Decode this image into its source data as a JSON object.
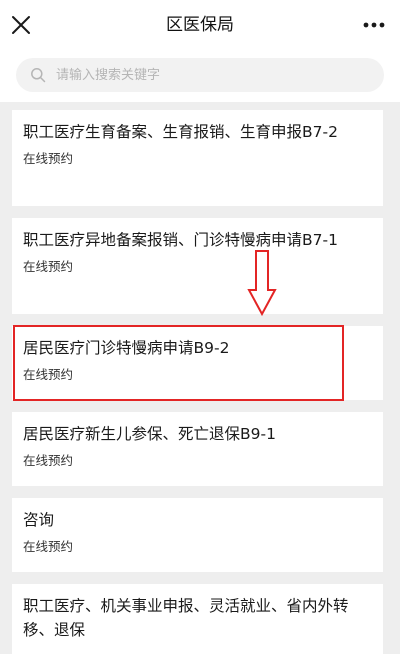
{
  "header": {
    "title": "区医保局"
  },
  "search": {
    "placeholder": "请输入搜索关键字"
  },
  "services": [
    {
      "title": "职工医疗生育备案、生育报销、生育申报B7-2",
      "subtitle": "在线预约"
    },
    {
      "title": "职工医疗异地备案报销、门诊特慢病申请B7-1",
      "subtitle": "在线预约"
    },
    {
      "title": "居民医疗门诊特慢病申请B9-2",
      "subtitle": "在线预约"
    },
    {
      "title": "居民医疗新生儿参保、死亡退保B9-1",
      "subtitle": "在线预约"
    },
    {
      "title": "咨询",
      "subtitle": "在线预约"
    },
    {
      "title": "职工医疗、机关事业申报、灵活就业、省内外转移、退保",
      "subtitle": ""
    }
  ],
  "colors": {
    "annotation": "#e32525",
    "background": "#eeeeee",
    "card": "#ffffff"
  }
}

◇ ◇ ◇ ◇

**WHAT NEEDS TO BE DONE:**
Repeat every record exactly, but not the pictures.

**REPLY TO THE EXERCISE:**
Decode this image into its source data as a JSON object.
{
  "header": {
    "title": "区医保局"
  },
  "search": {
    "placeholder": "请输入搜索关键字"
  },
  "services": [
    {
      "title": "职工医疗生育备案、生育报销、生育申报B7-2",
      "subtitle": "在线预约"
    },
    {
      "title": "职工医疗异地备案报销、门诊特慢病申请B7-1",
      "subtitle": "在线预约"
    },
    {
      "title": "居民医疗门诊特慢病申请B9-2",
      "subtitle": "在线预约"
    },
    {
      "title": "居民医疗新生儿参保、死亡退保B9-1",
      "subtitle": "在线预约"
    },
    {
      "title": "咨询",
      "subtitle": "在线预约"
    },
    {
      "title": "职工医疗、机关事业申报、灵活就业、省内外转移、退保",
      "subtitle": ""
    }
  ],
  "colors": {
    "annotation": "#e32525",
    "background": "#eeeeee",
    "card": "#ffffff"
  }
}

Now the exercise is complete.